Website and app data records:
--------------------------------

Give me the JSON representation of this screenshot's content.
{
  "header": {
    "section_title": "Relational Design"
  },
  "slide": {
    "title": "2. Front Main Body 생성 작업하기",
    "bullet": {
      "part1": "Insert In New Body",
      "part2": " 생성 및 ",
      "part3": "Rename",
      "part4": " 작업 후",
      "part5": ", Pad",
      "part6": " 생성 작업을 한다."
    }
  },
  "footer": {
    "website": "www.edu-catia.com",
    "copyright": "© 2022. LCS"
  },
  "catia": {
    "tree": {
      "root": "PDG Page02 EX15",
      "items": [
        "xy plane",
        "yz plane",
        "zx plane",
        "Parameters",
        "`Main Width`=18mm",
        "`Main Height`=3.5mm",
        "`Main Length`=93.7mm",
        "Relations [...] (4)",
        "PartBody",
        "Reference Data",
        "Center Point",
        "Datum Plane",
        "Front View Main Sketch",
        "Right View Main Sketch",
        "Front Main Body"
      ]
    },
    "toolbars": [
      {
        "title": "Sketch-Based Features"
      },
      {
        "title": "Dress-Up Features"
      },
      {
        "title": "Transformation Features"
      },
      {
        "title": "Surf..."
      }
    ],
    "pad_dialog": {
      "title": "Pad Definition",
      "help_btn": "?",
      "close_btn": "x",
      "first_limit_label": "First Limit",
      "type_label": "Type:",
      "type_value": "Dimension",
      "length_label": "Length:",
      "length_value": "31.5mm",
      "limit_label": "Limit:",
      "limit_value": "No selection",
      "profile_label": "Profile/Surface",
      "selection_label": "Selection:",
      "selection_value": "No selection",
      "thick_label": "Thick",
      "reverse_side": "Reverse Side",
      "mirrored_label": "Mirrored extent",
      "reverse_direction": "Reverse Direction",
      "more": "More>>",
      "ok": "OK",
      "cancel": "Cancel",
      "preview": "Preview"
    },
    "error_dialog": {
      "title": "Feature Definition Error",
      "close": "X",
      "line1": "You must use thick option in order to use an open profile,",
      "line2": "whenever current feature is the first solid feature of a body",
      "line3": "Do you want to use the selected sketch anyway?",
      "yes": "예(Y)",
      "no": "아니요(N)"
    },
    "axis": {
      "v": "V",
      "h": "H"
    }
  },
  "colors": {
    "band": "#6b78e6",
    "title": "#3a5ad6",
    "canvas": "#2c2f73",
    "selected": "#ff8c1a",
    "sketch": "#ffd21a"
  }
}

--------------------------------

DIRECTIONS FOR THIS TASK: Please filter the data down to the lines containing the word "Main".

FINISHED TASK:
    "title": "2. Front Main Body 생성 작업하기",
        "`Main Width`=18mm",
        "`Main Height`=3.5mm",
        "`Main Length`=93.7mm",
        "Front View Main Sketch",
        "Right View Main Sketch",
        "Front Main Body"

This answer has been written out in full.